To me, the Bulletin from HHS raises more questions than it answers. It basically brings the essential health benefits issue back to square one. With flexibility comes the danger of inequity; although each state must choose a benchmark for its minimum set of benefits, the particulars are vague enough that this patchwork approach to EHBs threatens to exacerbate the inherent regional inequalities in health care access that already exist. It’s possible that insurers (regulated by the states) may have wiggle room to make substitutions within and between benefit categories; for example, reducing services aimed at more costly subscribers like children with autism and increasing prevention and wellness benefits that attract healthier (and cheaper) enrollees.

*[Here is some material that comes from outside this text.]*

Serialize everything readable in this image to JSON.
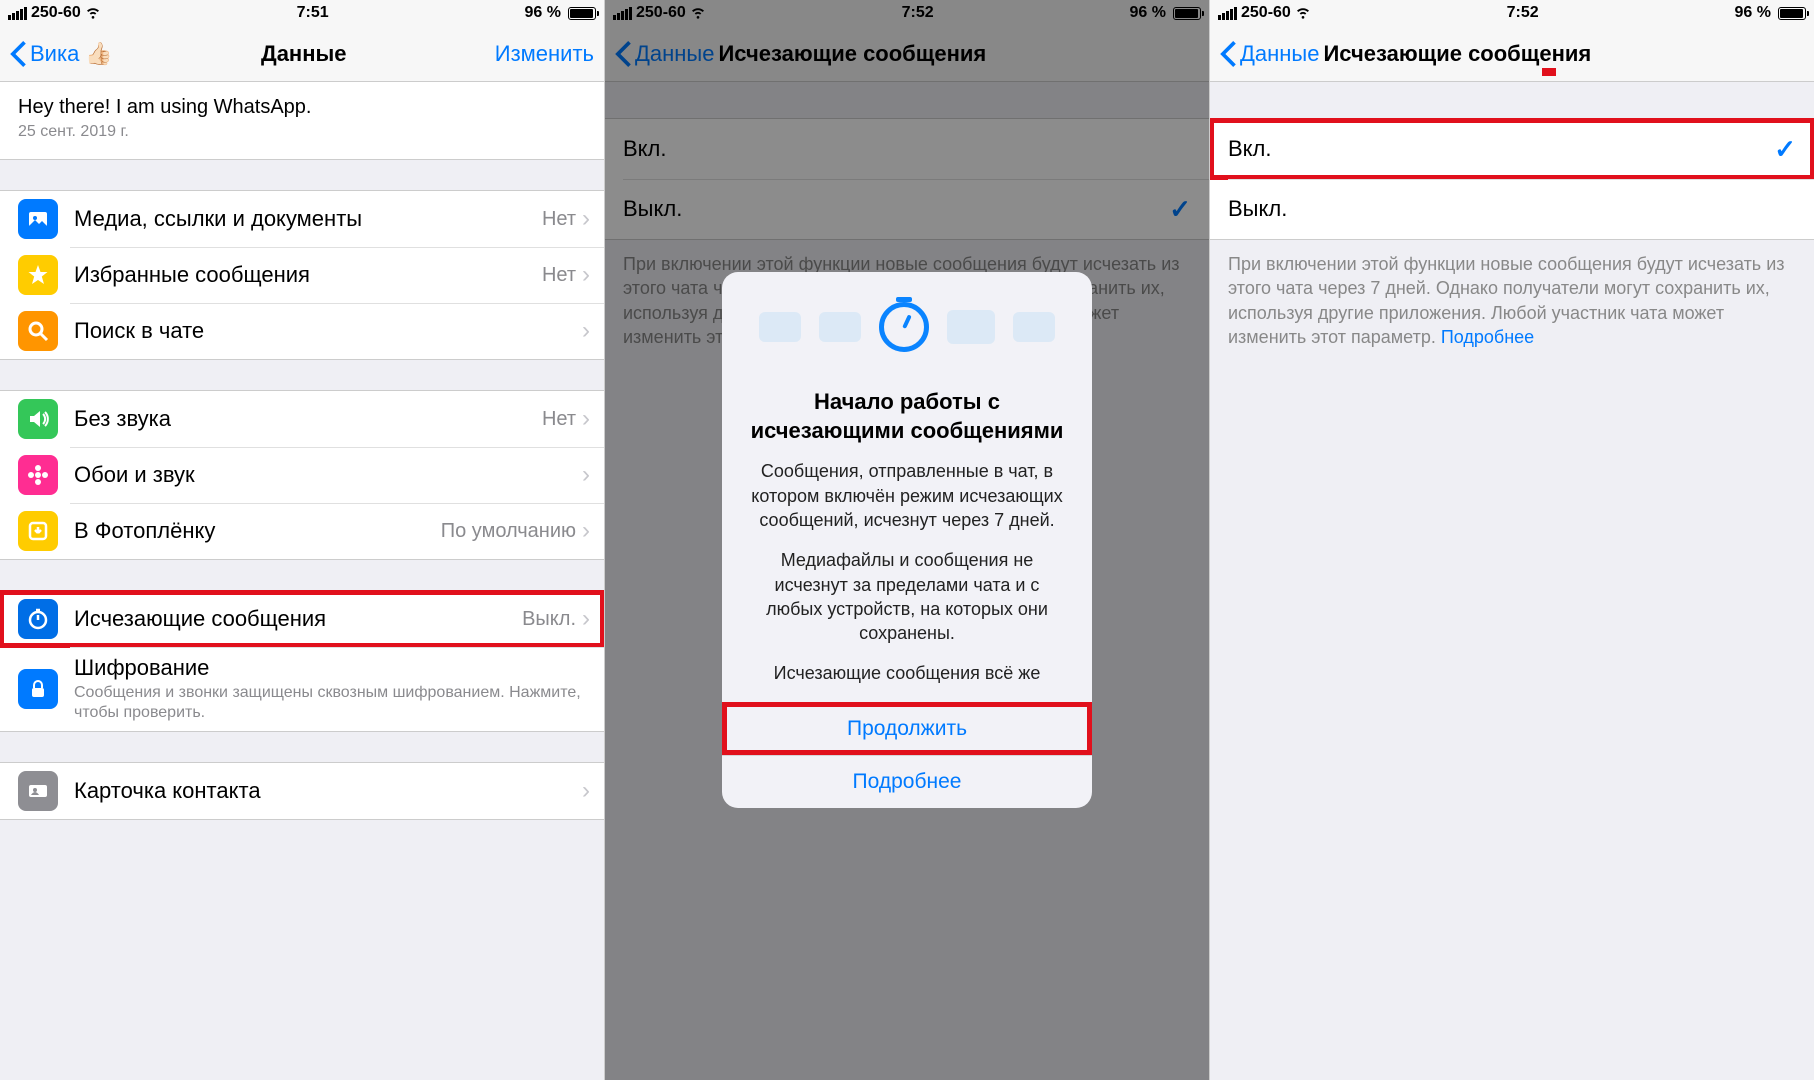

As Kavita Patel, a Fellow at the Engelberg Center for Health Care Reform at the Brookings Institution, notes in Health Affairs; “If a state chooses the [federal employees health plan] as a benchmark, consumers are generally going to be satisfied, given the general coverage as well as inclusiveness of services such as physical therapy/speech therapy/occupational therapy for conditions such as autism.” But in states where a small group or HMO policy is being used as a benchmark, and where some of the EHB mandates are not currently being met, “there might be a risk for less coverage of benefits and very little progress in forging a path for increased benefits for certain conditions,” writes Patel, adding “the lack of consistency across behavioral health, pediatric oral/vision and habilitative services is concerning and could require more attention from consumers and policymakers.”
In the end, creating a national standard for essential health benefits may have been politically difficult, controversial and required more intensive study and analysis. But it would have been worth it to create a true minimum set of benefits that every American could be guaranteed of receiving. By shifting responsibility to the states and giving them a range of “benchmarks” to choose from HHS has created unneeded complexity and the opportunity for cutting corners. It also shifts the power for enforcing EHBs to state insurance commissioners, diluting federal authority and increasing the risk that comprehensive coverage remains out of reach for those who need it most.